In contrast, Indian movies have depicted compassionate and kind-hearted characters of almost all communities and ethnicities-- Lalita Pawar as Mrs. D'costa, A.K Hangal as Raheem Chacha, Paresh Rawal as Mota Bhai, Ashok Kumar as Mistry bhai and countless happy-go-lucky Sardar uncles.

Script writers too seem to be “blissfully” unaware of the lives of inspirational Sindhi figures such as Dahir Sen, Hemu Kalani, J.B Kriplani, Sucheta Kriplani, Sadhu Vaswani, Ram Jethmalani and many more. Another notion about Sindhis has been that they are focused only on minting moolah and not on art, culture and literature.

While the fact is that Ramesh Sippy, who directed the most iconic movie of all times Sholay, and Rajkumar Hirani, one of the most successful filmmakers of contemporary times who directed one of the biggest commercial successes ‘Three Idiots’, happen to have Sindhi roots. Both the movies were not only huge blockbusters but also finest pieces of cinematic art.

Numerous other artists, producers, distributors, dress designers, music directors too have contributed immensely to Indian cinema and entertainment industries despite coming from a community which is perceived to be ignorant of artistry. Moreover, Sindhi folklore and language is a rich mixture of mysticism and Vedantic ideas that have beeninspiration of many popular Sufi compositions. But who cares about facts when fiction dictates and shapes the perceptions?

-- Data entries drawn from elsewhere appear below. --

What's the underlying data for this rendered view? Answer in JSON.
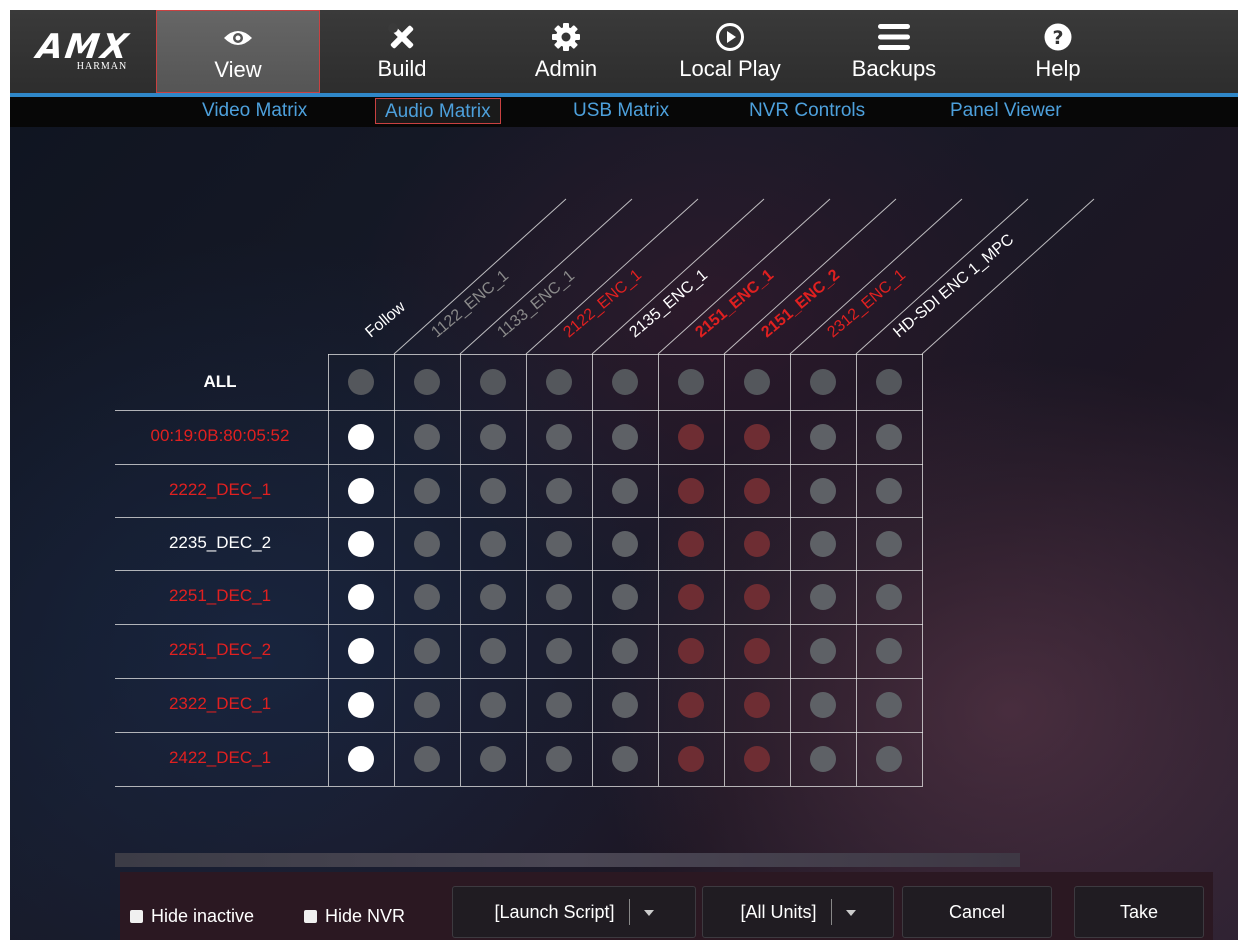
{
  "brand": {
    "logo": "AMX",
    "sub": "HARMAN"
  },
  "nav": [
    {
      "label": "View",
      "icon": "eye-icon",
      "active": true
    },
    {
      "label": "Build",
      "icon": "tools-icon",
      "active": false
    },
    {
      "label": "Admin",
      "icon": "gear-icon",
      "active": false
    },
    {
      "label": "Local Play",
      "icon": "play-icon",
      "active": false
    },
    {
      "label": "Backups",
      "icon": "menu-icon",
      "active": false
    },
    {
      "label": "Help",
      "icon": "help-icon",
      "active": false
    }
  ],
  "subnav": [
    {
      "label": "Video Matrix",
      "active": false
    },
    {
      "label": "Audio Matrix",
      "active": true
    },
    {
      "label": "USB Matrix",
      "active": false
    },
    {
      "label": "NVR Controls",
      "active": false
    },
    {
      "label": "Panel Viewer",
      "active": false
    }
  ],
  "matrix": {
    "columns": [
      {
        "label": "Follow",
        "color": "#ffffff",
        "bold": false
      },
      {
        "label": "1122_ENC_1",
        "color": "#8a8a8a",
        "bold": false
      },
      {
        "label": "1133_ENC_1",
        "color": "#8a8a8a",
        "bold": false
      },
      {
        "label": "2122_ENC_1",
        "color": "#e02020",
        "bold": false
      },
      {
        "label": "2135_ENC_1",
        "color": "#ffffff",
        "bold": false
      },
      {
        "label": "2151_ENC_1",
        "color": "#e02020",
        "bold": true
      },
      {
        "label": "2151_ENC_2",
        "color": "#e02020",
        "bold": true
      },
      {
        "label": "2312_ENC_1",
        "color": "#e02020",
        "bold": false
      },
      {
        "label": "HD-SDI ENC 1_MPC",
        "color": "#ffffff",
        "bold": false
      }
    ],
    "all_label": "ALL",
    "rows": [
      {
        "label": "00:19:0B:80:05:52",
        "color": "#e02020"
      },
      {
        "label": "2222_DEC_1",
        "color": "#e02020"
      },
      {
        "label": "2235_DEC_2",
        "color": "#ffffff"
      },
      {
        "label": "2251_DEC_1",
        "color": "#e02020"
      },
      {
        "label": "2251_DEC_2",
        "color": "#e02020"
      },
      {
        "label": "2322_DEC_1",
        "color": "#e02020"
      },
      {
        "label": "2422_DEC_1",
        "color": "#e02020"
      }
    ],
    "selected_column": "Follow",
    "red_columns": [
      "2151_ENC_1",
      "2151_ENC_2"
    ]
  },
  "footer": {
    "hide_inactive": "Hide inactive",
    "hide_nvr": "Hide NVR",
    "launch_script": "[Launch Script]",
    "all_units": "[All Units]",
    "cancel": "Cancel",
    "take": "Take"
  },
  "colors": {
    "accent": "#2f87c8",
    "link": "#4da0dc",
    "active_border": "#c94141",
    "offline": "#e02020"
  }
}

And what is wrong if Sindhis don’t lose the sight of the commercial aspect of any enterprise? Aren’t all business schools teaching the same thing after taking hefty amount of fees? Aren’t all financial pundits offering the advice of economic prudence! Is not some kind of reward, financial or otherwise, the motive behind almost every human endeavor?

Then why is this normal human trait used to tarnish the image of entire Sindhi Population? Why can’t they be known as people who value their hard-earned resources because they were uprooted from their native places and had to start everything from scratch. Why can’t they be cited as the living examples of industriousness and resoluteness contributing enormously to GDP? Why are they not known for their philanthropy despite running numerous charitable educational institutions, training centers and hospitals?

Actually, it takes extraordinary courage to challenge erroneous beliefs and suppositions; hence, we all generalize. Thankfully, Gurudev Ravindra Nath Tagore realized that the population that lived at Mohenjo-Daro and Harappa, the sites of the oldest civilizations should be represented in the national anthem, and the commission for linguistic minority recommended that Sindhi language should be included in the eight schedule of Indian constitution.

If it were not for such foresight, Sindhi community would still be fighting for these causes and considered refugees. It is high time we applied some critical thinking before making sweeping generalization about any community. Next time you see a Sindhi relish eating Papad, ask yourself, do people of other communities consume it too? If yes, then scratch “Papad-eating Sindhis” slur from your dictionary. And that would be “DADHO SUTHO.”

[Neelam Malkani is an educator and writer. She is based in Bhopal]